Data items:
══════
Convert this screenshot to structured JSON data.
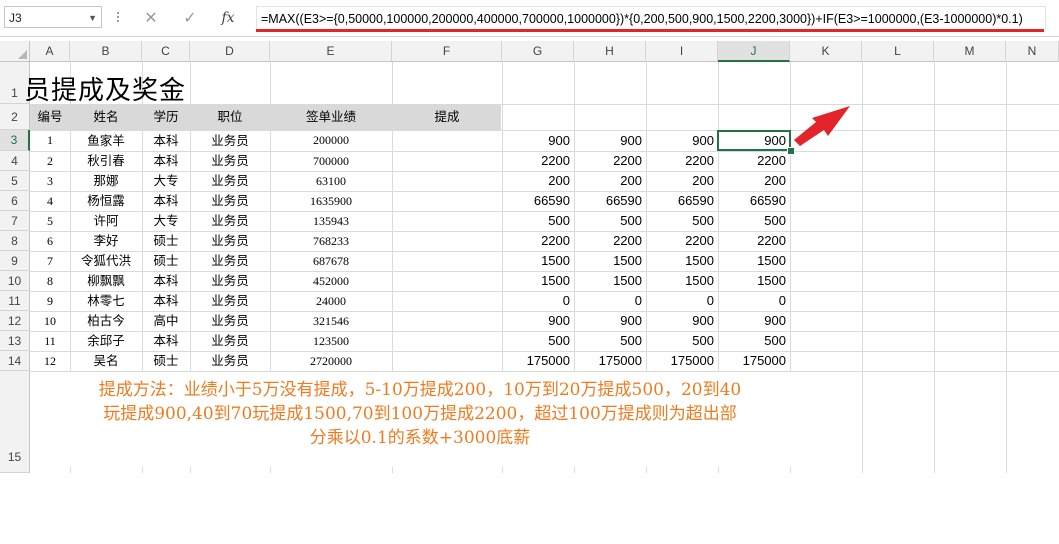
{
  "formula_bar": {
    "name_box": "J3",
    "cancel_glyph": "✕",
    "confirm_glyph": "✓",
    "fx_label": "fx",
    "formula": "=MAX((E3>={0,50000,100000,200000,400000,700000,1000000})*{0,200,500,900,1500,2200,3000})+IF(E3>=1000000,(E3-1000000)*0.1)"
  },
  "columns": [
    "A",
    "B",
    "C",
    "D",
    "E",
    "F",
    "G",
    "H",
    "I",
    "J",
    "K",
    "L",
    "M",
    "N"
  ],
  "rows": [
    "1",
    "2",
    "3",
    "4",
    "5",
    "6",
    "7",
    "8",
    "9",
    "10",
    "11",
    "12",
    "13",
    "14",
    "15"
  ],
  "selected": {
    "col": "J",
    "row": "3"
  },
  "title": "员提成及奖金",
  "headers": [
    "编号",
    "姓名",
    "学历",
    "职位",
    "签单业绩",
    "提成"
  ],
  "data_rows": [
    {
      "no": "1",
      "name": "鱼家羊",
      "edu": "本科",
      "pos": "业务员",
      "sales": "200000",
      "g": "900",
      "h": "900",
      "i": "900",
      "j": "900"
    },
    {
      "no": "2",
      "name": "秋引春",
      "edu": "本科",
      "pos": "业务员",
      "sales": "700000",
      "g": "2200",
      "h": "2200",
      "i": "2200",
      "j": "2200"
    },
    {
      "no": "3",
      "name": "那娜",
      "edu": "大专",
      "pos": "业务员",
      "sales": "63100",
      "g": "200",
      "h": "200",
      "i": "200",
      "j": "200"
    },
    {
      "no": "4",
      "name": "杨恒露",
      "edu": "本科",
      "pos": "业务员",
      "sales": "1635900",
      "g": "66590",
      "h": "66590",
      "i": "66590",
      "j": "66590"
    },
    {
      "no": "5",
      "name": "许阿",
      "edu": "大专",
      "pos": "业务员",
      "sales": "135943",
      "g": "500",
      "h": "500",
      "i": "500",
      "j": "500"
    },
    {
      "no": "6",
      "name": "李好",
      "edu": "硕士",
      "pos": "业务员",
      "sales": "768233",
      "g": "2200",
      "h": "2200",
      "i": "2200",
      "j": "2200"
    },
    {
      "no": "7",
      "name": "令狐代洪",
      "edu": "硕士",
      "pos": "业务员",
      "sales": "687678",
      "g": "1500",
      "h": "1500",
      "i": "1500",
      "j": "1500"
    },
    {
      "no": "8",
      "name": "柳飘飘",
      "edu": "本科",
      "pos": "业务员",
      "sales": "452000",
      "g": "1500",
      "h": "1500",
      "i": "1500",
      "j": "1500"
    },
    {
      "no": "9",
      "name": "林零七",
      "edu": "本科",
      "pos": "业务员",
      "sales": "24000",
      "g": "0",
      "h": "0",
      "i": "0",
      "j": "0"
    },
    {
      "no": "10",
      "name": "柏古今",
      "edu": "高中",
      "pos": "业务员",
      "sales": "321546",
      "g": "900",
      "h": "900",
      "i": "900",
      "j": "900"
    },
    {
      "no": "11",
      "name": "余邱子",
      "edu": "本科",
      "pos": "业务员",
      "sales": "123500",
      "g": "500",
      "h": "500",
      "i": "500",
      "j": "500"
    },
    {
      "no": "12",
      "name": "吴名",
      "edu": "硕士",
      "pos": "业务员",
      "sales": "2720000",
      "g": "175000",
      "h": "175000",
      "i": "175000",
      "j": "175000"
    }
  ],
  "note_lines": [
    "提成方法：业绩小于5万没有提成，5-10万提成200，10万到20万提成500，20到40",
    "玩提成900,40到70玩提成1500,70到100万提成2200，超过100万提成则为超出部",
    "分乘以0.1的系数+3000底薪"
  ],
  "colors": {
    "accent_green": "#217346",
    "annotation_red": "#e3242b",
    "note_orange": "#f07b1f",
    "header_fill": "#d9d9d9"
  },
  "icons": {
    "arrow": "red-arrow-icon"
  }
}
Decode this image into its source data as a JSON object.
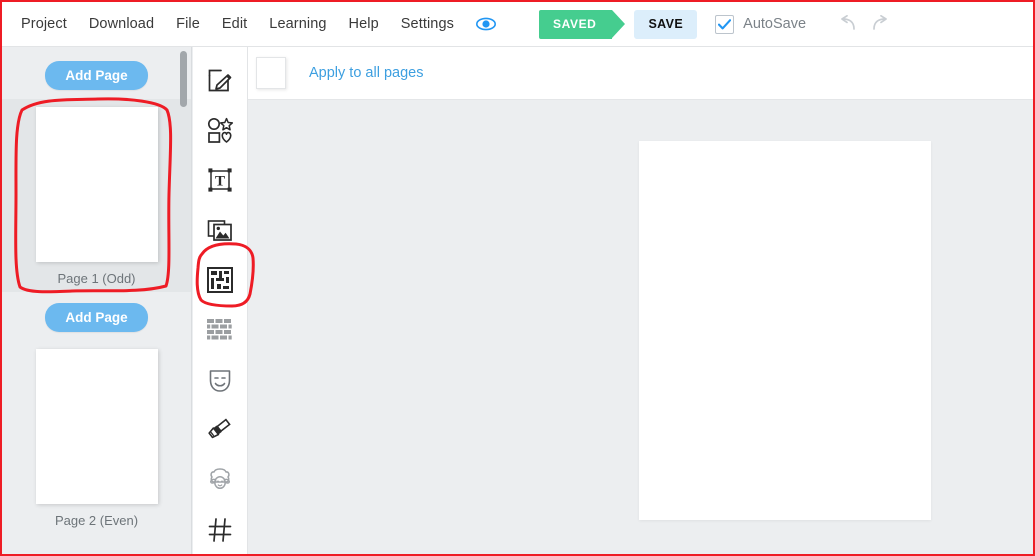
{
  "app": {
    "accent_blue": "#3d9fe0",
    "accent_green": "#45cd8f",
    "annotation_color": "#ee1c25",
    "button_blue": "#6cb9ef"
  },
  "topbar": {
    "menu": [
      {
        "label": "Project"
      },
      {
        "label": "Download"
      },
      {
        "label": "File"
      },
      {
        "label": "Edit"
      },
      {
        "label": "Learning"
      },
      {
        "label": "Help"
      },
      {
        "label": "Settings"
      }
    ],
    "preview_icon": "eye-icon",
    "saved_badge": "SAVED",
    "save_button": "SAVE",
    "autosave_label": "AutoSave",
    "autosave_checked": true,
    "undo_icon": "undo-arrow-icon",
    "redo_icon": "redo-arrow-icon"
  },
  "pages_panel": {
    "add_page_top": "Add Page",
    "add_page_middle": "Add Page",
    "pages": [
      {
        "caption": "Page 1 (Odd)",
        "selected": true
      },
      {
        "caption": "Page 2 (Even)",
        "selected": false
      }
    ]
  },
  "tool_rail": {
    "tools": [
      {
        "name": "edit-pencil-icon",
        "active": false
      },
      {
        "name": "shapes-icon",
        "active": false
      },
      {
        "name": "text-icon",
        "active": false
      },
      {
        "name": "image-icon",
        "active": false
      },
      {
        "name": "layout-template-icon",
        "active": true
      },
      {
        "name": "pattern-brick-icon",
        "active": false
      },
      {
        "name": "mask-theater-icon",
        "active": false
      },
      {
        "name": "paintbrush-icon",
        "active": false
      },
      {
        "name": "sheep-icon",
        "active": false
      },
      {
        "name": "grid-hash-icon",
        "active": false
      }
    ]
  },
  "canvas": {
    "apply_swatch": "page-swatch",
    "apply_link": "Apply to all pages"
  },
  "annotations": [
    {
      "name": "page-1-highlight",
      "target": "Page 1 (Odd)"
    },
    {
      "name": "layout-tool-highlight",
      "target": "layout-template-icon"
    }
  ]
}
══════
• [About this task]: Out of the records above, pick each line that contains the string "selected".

• [Answer box]:
  "selected": {
        "selected": true
        "selected": false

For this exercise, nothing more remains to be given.